In the entries below, find each line where the word "direction" appears and give only the total count of such lines.

# THE DATA:
Segment Open

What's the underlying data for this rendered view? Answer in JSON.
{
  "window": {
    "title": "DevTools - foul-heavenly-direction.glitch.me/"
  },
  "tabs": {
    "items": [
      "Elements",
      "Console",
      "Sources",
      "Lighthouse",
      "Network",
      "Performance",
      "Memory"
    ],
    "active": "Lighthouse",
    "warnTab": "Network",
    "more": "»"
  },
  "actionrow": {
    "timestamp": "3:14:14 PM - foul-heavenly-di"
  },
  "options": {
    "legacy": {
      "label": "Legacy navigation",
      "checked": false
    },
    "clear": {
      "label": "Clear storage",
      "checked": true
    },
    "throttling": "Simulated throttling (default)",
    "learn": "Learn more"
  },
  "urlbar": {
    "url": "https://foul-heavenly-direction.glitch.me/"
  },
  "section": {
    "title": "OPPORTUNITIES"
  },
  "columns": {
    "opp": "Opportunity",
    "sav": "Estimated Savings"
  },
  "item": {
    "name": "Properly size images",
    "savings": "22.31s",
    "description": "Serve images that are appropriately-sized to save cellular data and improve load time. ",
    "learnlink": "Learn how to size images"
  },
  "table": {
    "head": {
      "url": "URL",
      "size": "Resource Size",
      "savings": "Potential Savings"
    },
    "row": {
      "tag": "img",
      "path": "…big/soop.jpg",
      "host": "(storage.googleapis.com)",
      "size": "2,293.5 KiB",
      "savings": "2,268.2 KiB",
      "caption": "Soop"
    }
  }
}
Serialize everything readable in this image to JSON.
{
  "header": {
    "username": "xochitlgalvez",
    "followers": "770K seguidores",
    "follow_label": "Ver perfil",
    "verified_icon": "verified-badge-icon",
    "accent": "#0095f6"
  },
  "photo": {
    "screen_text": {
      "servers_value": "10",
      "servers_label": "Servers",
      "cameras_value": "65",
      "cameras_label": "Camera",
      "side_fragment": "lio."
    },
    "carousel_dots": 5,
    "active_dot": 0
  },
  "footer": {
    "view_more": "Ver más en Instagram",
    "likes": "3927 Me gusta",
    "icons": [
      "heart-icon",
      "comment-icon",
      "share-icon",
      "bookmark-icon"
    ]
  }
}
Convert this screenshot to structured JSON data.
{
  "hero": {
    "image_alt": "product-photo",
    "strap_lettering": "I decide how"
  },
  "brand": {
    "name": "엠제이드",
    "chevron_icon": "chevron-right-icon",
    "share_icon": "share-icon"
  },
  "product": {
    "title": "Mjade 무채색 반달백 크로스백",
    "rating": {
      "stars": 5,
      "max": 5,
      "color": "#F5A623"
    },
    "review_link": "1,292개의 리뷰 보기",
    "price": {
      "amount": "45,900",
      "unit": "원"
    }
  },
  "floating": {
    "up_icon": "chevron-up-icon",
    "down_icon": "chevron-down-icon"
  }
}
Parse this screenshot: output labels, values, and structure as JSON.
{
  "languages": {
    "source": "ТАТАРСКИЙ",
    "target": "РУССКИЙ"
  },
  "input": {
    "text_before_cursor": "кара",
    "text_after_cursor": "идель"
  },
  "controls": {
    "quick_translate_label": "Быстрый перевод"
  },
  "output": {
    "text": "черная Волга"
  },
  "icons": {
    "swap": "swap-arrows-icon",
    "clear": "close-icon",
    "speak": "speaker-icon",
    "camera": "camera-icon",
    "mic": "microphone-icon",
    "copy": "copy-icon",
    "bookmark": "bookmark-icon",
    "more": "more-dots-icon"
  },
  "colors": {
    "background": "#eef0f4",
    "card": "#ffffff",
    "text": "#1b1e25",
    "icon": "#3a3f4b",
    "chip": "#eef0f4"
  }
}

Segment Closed

# OUTPUT FOR THIS EXERCISE:
2